Directions
Drop the pictures, then repeat every record exactly as it stands.

*** Record extracts ***

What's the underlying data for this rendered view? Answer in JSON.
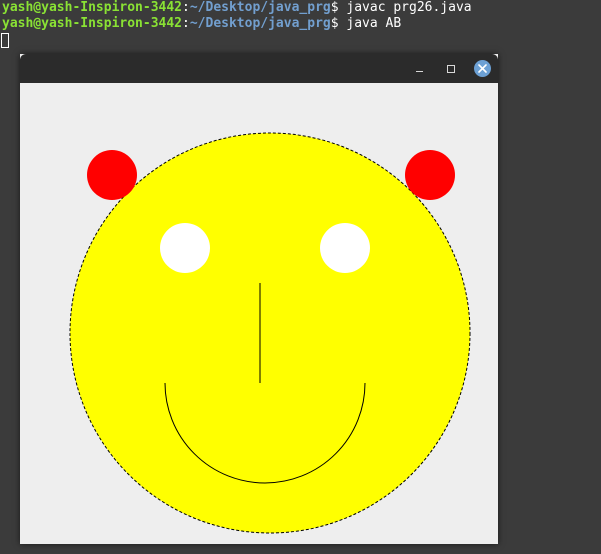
{
  "terminal": {
    "lines": [
      {
        "user": "yash@yash-Inspiron-3442",
        "sep": ":",
        "path": "~/Desktop/java_prg",
        "prompt": "$ ",
        "cmd": "javac prg26.java"
      },
      {
        "user": "yash@yash-Inspiron-3442",
        "sep": ":",
        "path": "~/Desktop/java_prg",
        "prompt": "$ ",
        "cmd": "java AB"
      }
    ],
    "colors": {
      "user": "#8ae234",
      "path": "#729fcf",
      "text": "#ffffff",
      "background": "#3b3b3b"
    }
  },
  "window": {
    "buttons": {
      "minimize": "minimize-icon",
      "maximize": "maximize-icon",
      "close": "close-icon"
    },
    "close_color": "#6ca0d4",
    "titlebar_color": "#2b2b2b",
    "canvas_color": "#eeeeee"
  },
  "drawing": {
    "face_color": "#ffff00",
    "ear_color": "#ff0000",
    "eye_color": "#ffffff",
    "outline_color": "#000000"
  }
}
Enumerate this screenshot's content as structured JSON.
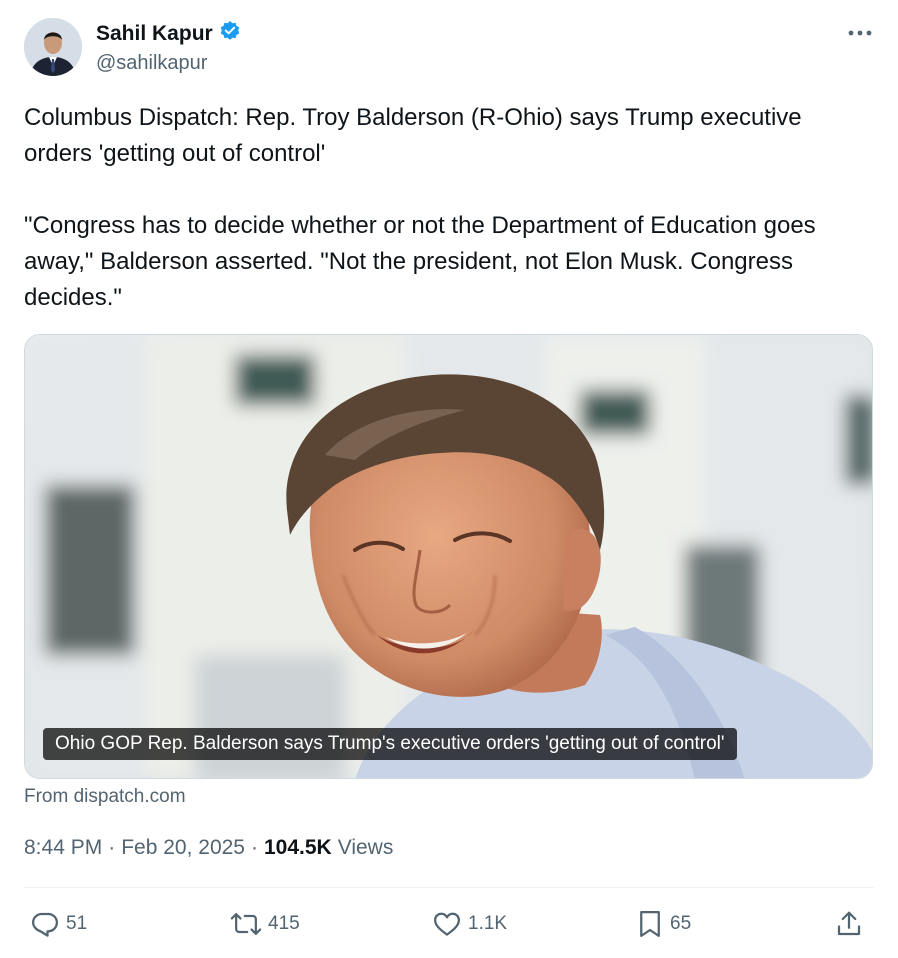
{
  "author": {
    "name": "Sahil Kapur",
    "handle": "@sahilkapur",
    "verified": true
  },
  "tweet": {
    "paragraph1": "Columbus Dispatch: Rep. Troy Balderson (R-Ohio) says Trump executive orders 'getting out of control'",
    "paragraph2": "\"Congress has to decide whether or not the Department of Education goes away,\" Balderson asserted. \"Not the president, not Elon Musk. Congress decides.\""
  },
  "card": {
    "caption": "Ohio GOP Rep. Balderson says Trump's executive orders 'getting out of control'",
    "source": "From dispatch.com"
  },
  "meta": {
    "time": "8:44 PM",
    "separator": "·",
    "date": "Feb 20, 2025",
    "views_count": "104.5K",
    "views_label": "Views"
  },
  "actions": {
    "replies": "51",
    "reposts": "415",
    "likes": "1.1K",
    "bookmarks": "65"
  },
  "colors": {
    "verified": "#1d9bf0",
    "secondary_text": "#536471",
    "primary_text": "#0f1419"
  },
  "icons": [
    "more-icon",
    "verified-badge-icon",
    "reply-icon",
    "repost-icon",
    "like-icon",
    "bookmark-icon",
    "share-icon"
  ]
}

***

Output of the task
What's the underlying data for this rendered view? Answer in JSON.
{
  "terminal": {
    "lines": [
      {
        "user": "yash@yash-Inspiron-3442",
        "sep": ":",
        "path": "~/Desktop/java_prg",
        "prompt": "$ ",
        "cmd": "javac prg26.java"
      },
      {
        "user": "yash@yash-Inspiron-3442",
        "sep": ":",
        "path": "~/Desktop/java_prg",
        "prompt": "$ ",
        "cmd": "java AB"
      }
    ],
    "colors": {
      "user": "#8ae234",
      "path": "#729fcf",
      "text": "#ffffff",
      "background": "#3b3b3b"
    }
  },
  "window": {
    "buttons": {
      "minimize": "minimize-icon",
      "maximize": "maximize-icon",
      "close": "close-icon"
    },
    "close_color": "#6ca0d4",
    "titlebar_color": "#2b2b2b",
    "canvas_color": "#eeeeee"
  },
  "drawing": {
    "face_color": "#ffff00",
    "ear_color": "#ff0000",
    "eye_color": "#ffffff",
    "outline_color": "#000000"
  }
}
Enumerate this screenshot's content as structured JSON.
{
  "author": {
    "name": "Sahil Kapur",
    "handle": "@sahilkapur",
    "verified": true
  },
  "tweet": {
    "paragraph1": "Columbus Dispatch: Rep. Troy Balderson (R-Ohio) says Trump executive orders 'getting out of control'",
    "paragraph2": "\"Congress has to decide whether or not the Department of Education goes away,\" Balderson asserted. \"Not the president, not Elon Musk. Congress decides.\""
  },
  "card": {
    "caption": "Ohio GOP Rep. Balderson says Trump's executive orders 'getting out of control'",
    "source": "From dispatch.com"
  },
  "meta": {
    "time": "8:44 PM",
    "separator": "·",
    "date": "Feb 20, 2025",
    "views_count": "104.5K",
    "views_label": "Views"
  },
  "actions": {
    "replies": "51",
    "reposts": "415",
    "likes": "1.1K",
    "bookmarks": "65"
  },
  "colors": {
    "verified": "#1d9bf0",
    "secondary_text": "#536471",
    "primary_text": "#0f1419"
  },
  "icons": [
    "more-icon",
    "verified-badge-icon",
    "reply-icon",
    "repost-icon",
    "like-icon",
    "bookmark-icon",
    "share-icon"
  ]
}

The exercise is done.